**EXERCISE DESCRIPTION:** Pick each line containing "title" out of the records.

**DATA FOR REVIEW:**
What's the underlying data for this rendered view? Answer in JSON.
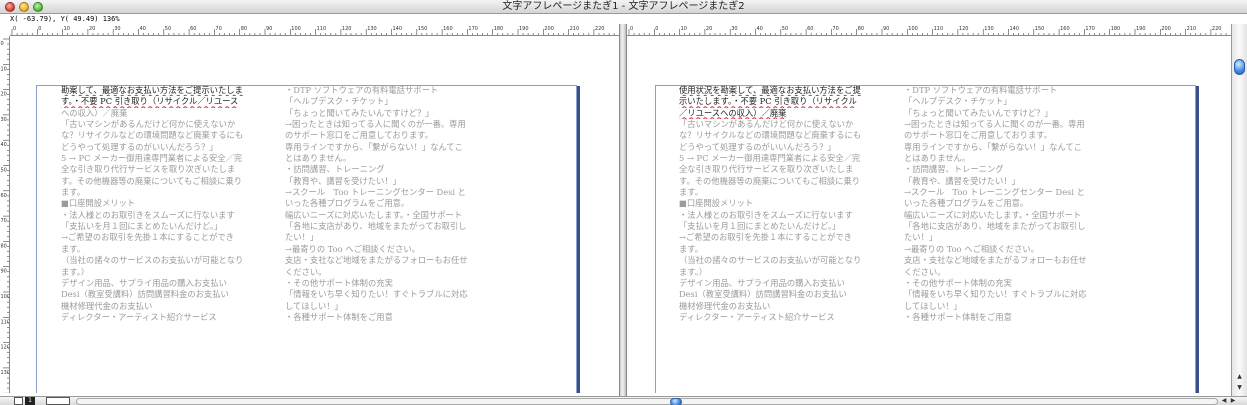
{
  "window": {
    "title": "文字アフレページまたぎ1 - 文字アフレページまたぎ2"
  },
  "coord_readout": "X( -63.79), Y( 49.49)  136%",
  "ruler": {
    "h_labels": [
      "0",
      "0",
      "10",
      "20",
      "30",
      "40",
      "50",
      "60",
      "70",
      "80",
      "90",
      "100",
      "110",
      "120",
      "130",
      "140",
      "150",
      "160",
      "170",
      "180",
      "190",
      "200",
      "210",
      "220"
    ],
    "v_labels": [
      "0",
      "10",
      "20",
      "30",
      "40",
      "50",
      "60",
      "70",
      "80",
      "90",
      "100",
      "110",
      "120",
      "130",
      "140",
      "150",
      "160",
      "170",
      "180",
      "190",
      "200",
      "210",
      "220"
    ]
  },
  "bottombar": {
    "page_number": "1",
    "scroll_left_arrow": "◀",
    "scroll_right_arrow": "▶"
  },
  "scroll": {
    "up_arrow": "▲",
    "down_arrow": "▼"
  },
  "left_pane": {
    "col1": [
      "勘案して、最適なお支払い方法をご提示いたしま",
      "す。・不要 PC 引き取り（リサイクル／リユース",
      "への収入）／廃棄",
      "「古いマシンがあるんだけど何かに使えないか",
      "な？リサイクルなどの環境問題など廃棄するにも",
      "どうやって処理するのがいいんだろう？」",
      "5 → PC メーカー御用達専門業者による安全／完",
      "全な引き取り代行サービスを取り次ぎいたしま",
      "す。その他機器等の廃棄についてもご相談に乗り",
      "ます。",
      "■口座開設メリット",
      "・法人様とのお取引きをスムーズに行ないます",
      "「支払いを月１回にまとめたいんだけど。」",
      "→ご希望のお取引を先掛１本にすることができ",
      "ます。",
      "（当社の諸々のサービスのお支払いが可能となり",
      "ます。）",
      "デザイン用品、サプライ用品の購入お支払い",
      "Desi（教室受講料）訪問講習料金のお支払い",
      "機材修理代金のお支払い",
      "ディレクター・アーティスト紹介サービス"
    ],
    "col2": [
      "・DTP ソフトウェアの有料電話サポート",
      "「ヘルプデスク・チケット」",
      "「ちょっと聞いてみたいんですけど？」",
      "→困ったときは知ってる人に聞くのが一番。専用",
      "のサポート窓口をご用意しております。",
      "専用ラインですから、「繋がらない！」なんてこ",
      "とはありません。",
      "・訪問講習、トレーニング",
      "「教育や、講習を受けたい！」",
      "→スクール　Too トレーニングセンター Desi と",
      "いった各種プログラムをご用意。",
      "幅広いニーズに対応いたします。・全国サポート",
      "「各地に支店があり、地域をまたがってお取引し",
      "たい！」",
      "→最寄りの Too へご相談ください。",
      "支店・支社など地域をまたがるフォローもお任せ",
      "ください。",
      "・その他サポート体制の充実",
      "「情報をいち早く知りたい！すぐトラブルに対応",
      "してほしい！」",
      "・各種サポート体制をご用意"
    ]
  },
  "right_pane": {
    "col1": [
      "使用状況を勘案して、最適なお支払い方法をご提",
      "示いたします。・不要 PC 引き取り（リサイクル",
      "／リユースへの収入）／廃棄",
      "「古いマシンがあるんだけど何かに使えないか",
      "な？リサイクルなどの環境問題など廃棄するにも",
      "どうやって処理するのがいいんだろう？」",
      "5 → PC メーカー御用達専門業者による安全／完",
      "全な引き取り代行サービスを取り次ぎいたしま",
      "す。その他機器等の廃棄についてもご相談に乗り",
      "ます。",
      "■口座開設メリット",
      "・法人様とのお取引きをスムーズに行ないます",
      "「支払いを月１回にまとめたいんだけど。」",
      "→ご希望のお取引を先掛１本にすることができ",
      "ます。",
      "（当社の諸々のサービスのお支払いが可能となり",
      "ます。）",
      "デザイン用品、サプライ用品の購入お支払い",
      "Desi（教室受講料）訪問講習料金のお支払い",
      "機材修理代金のお支払い",
      "ディレクター・アーティスト紹介サービス"
    ],
    "col2": [
      "・DTP ソフトウェアの有料電話サポート",
      "「ヘルプデスク・チケット」",
      "「ちょっと聞いてみたいんですけど？」",
      "→困ったときは知ってる人に聞くのが一番。専用",
      "のサポート窓口をご用意しております。",
      "専用ラインですから、「繋がらない！」なんてこ",
      "とはありません。",
      "・訪問講習、トレーニング",
      "「教育や、講習を受けたい！」",
      "→スクール　Too トレーニングセンター Desi と",
      "いった各種プログラムをご用意。",
      "幅広いニーズに対応いたします。・全国サポート",
      "「各地に支店があり、地域をまたがってお取引し",
      "たい！」",
      "→最寄りの Too へご相談ください。",
      "支店・支社など地域をまたがるフォローもお任せ",
      "ください。",
      "・その他サポート体制の充実",
      "「情報をいち早く知りたい！すぐトラブルに対応",
      "してほしい！」",
      "・各種サポート体制をご用意"
    ]
  },
  "colors": {
    "body_text": "#9b9b9b",
    "selected_text": "#222222",
    "spell_underline": "#d62a2a",
    "page_border": "#8aa0c8",
    "accent_blue": "#4d93e6"
  }
}
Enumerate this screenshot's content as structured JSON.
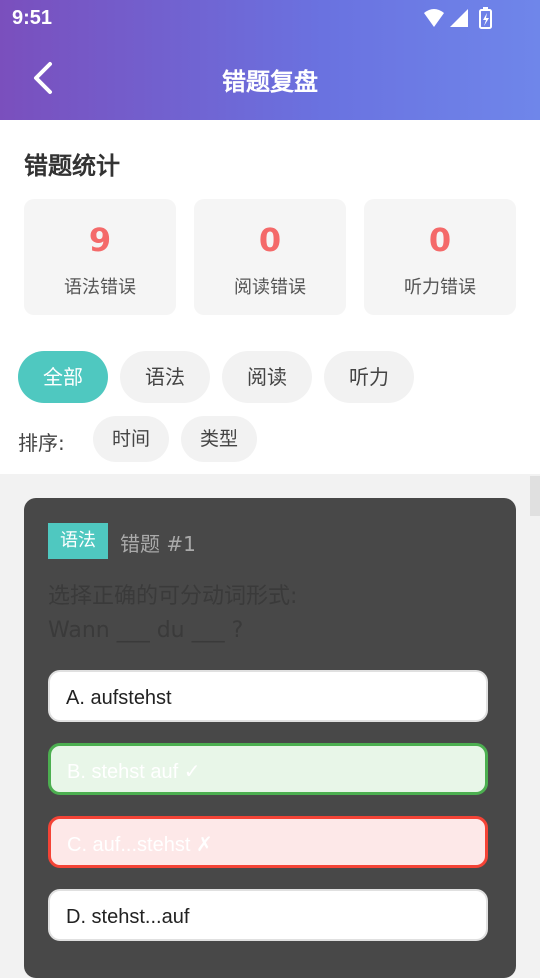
{
  "status_bar": {
    "time": "9:51"
  },
  "header": {
    "title": "错题复盘"
  },
  "stats": {
    "title": "错题统计",
    "items": [
      {
        "value": "9",
        "label": "语法错误"
      },
      {
        "value": "0",
        "label": "阅读错误"
      },
      {
        "value": "0",
        "label": "听力错误"
      }
    ]
  },
  "filters": {
    "tabs": [
      "全部",
      "语法",
      "阅读",
      "听力"
    ],
    "active_index": 0,
    "sort_label": "排序:",
    "sort_options": [
      "时间",
      "类型"
    ]
  },
  "question_card": {
    "tag": "语法",
    "number": "错题 #1",
    "prompt_line1": "选择正确的可分动词形式:",
    "prompt_line2": "Wann ___ du ___ ?",
    "options": [
      {
        "text": "A. aufstehst",
        "state": "normal"
      },
      {
        "text": "B. stehst auf ✓",
        "state": "correct"
      },
      {
        "text": "C. auf...stehst ✗",
        "state": "wrong"
      },
      {
        "text": "D. stehst...auf",
        "state": "normal"
      }
    ]
  },
  "colors": {
    "accent": "#4fc8c0",
    "error_number": "#f46a6a",
    "correct_border": "#4caf50",
    "wrong_border": "#f44336"
  }
}
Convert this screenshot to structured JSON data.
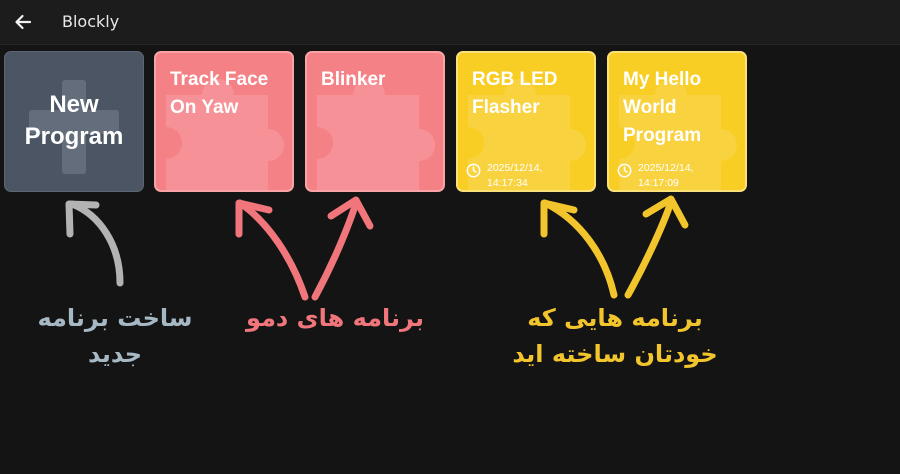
{
  "app_bar": {
    "title": "Blockly",
    "back_icon": "arrow-left-icon"
  },
  "cards": {
    "new_program": {
      "label": "New\nProgram",
      "icon": "plus-icon",
      "color": "#4c5564"
    },
    "demos": [
      {
        "label": "Track Face\nOn Yaw",
        "icon": "puzzle-piece-icon",
        "color": "#f48186"
      },
      {
        "label": "Blinker",
        "icon": "puzzle-piece-icon",
        "color": "#f48186"
      }
    ],
    "user_programs": [
      {
        "label": "RGB LED\nFlasher",
        "date": "2025/12/14,\n14:17:34",
        "icon": "clock-icon",
        "color": "#f8cd24"
      },
      {
        "label": "My Hello\nWorld\nProgram",
        "date": "2025/12/14,\n14:17:09",
        "icon": "clock-icon",
        "color": "#f8cd24"
      }
    ]
  },
  "annotations": {
    "new_program": {
      "line1": "ساخت برنامه",
      "line2": "جدید",
      "color": "#a6b8c4"
    },
    "demos": {
      "line1": "برنامه های دمو",
      "color": "#f0767c"
    },
    "user_programs": {
      "line1": "برنامه هایی که",
      "line2": "خودتان ساخته اید",
      "color": "#f3c52c"
    }
  }
}
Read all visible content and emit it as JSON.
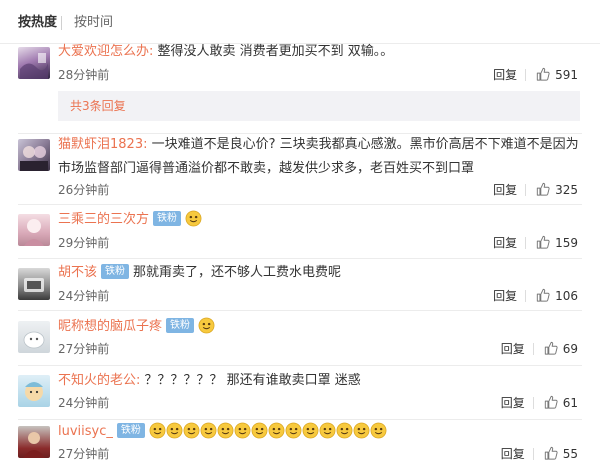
{
  "sort": {
    "hot_label": "按热度",
    "time_label": "按时间"
  },
  "reply_label": "回复",
  "comments": [
    {
      "user": "大爱欢迎怎么办:",
      "text": " 整得没人敢卖 消费者更加买不到 双输。。",
      "time": "28分钟前",
      "likes": "591",
      "subreplies": "共3条回复"
    },
    {
      "user": "猫默虾泪1823:",
      "text": " 一块难道不是良心价? 三块卖我都真心感激。黑市价高居不下难道不是因为市场监督部门逼得普通溢价都不敢卖，越发供少求多，老百姓买不到口罩",
      "time": "26分钟前",
      "likes": "325"
    },
    {
      "user": "三乘三的三次方",
      "badge": "铁粉",
      "text": "",
      "time": "29分钟前",
      "likes": "159"
    },
    {
      "user": "胡不该",
      "badge": "铁粉",
      "text": "那就甭卖了，还不够人工费水电费呢",
      "time": "24分钟前",
      "likes": "106"
    },
    {
      "user": "昵称想的脑瓜子疼",
      "badge": "铁粉",
      "text": "",
      "time": "27分钟前",
      "likes": "69"
    },
    {
      "user": "不知火的老公:",
      "text": " ？？？？？？ 那还有谁敢卖口罩 迷惑",
      "time": "24分钟前",
      "likes": "61"
    },
    {
      "user": "luviisyc_",
      "badge": "铁粉",
      "text": "",
      "time": "27分钟前",
      "likes": "55"
    }
  ],
  "icons": {
    "like": "thumbs-up-icon",
    "emoji": "smiley-face-icon"
  },
  "colors": {
    "username": "#eb7350",
    "badge": "#7fb5e3",
    "sub_bg": "#f2f2f5"
  }
}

**TASK ANSWER:**
    "title": "文字アフレページまたぎ1 - 文字アフレページまたぎ2"
    "title": "错题复盘"
    "title": "错题统计",
    "title": "Blockly",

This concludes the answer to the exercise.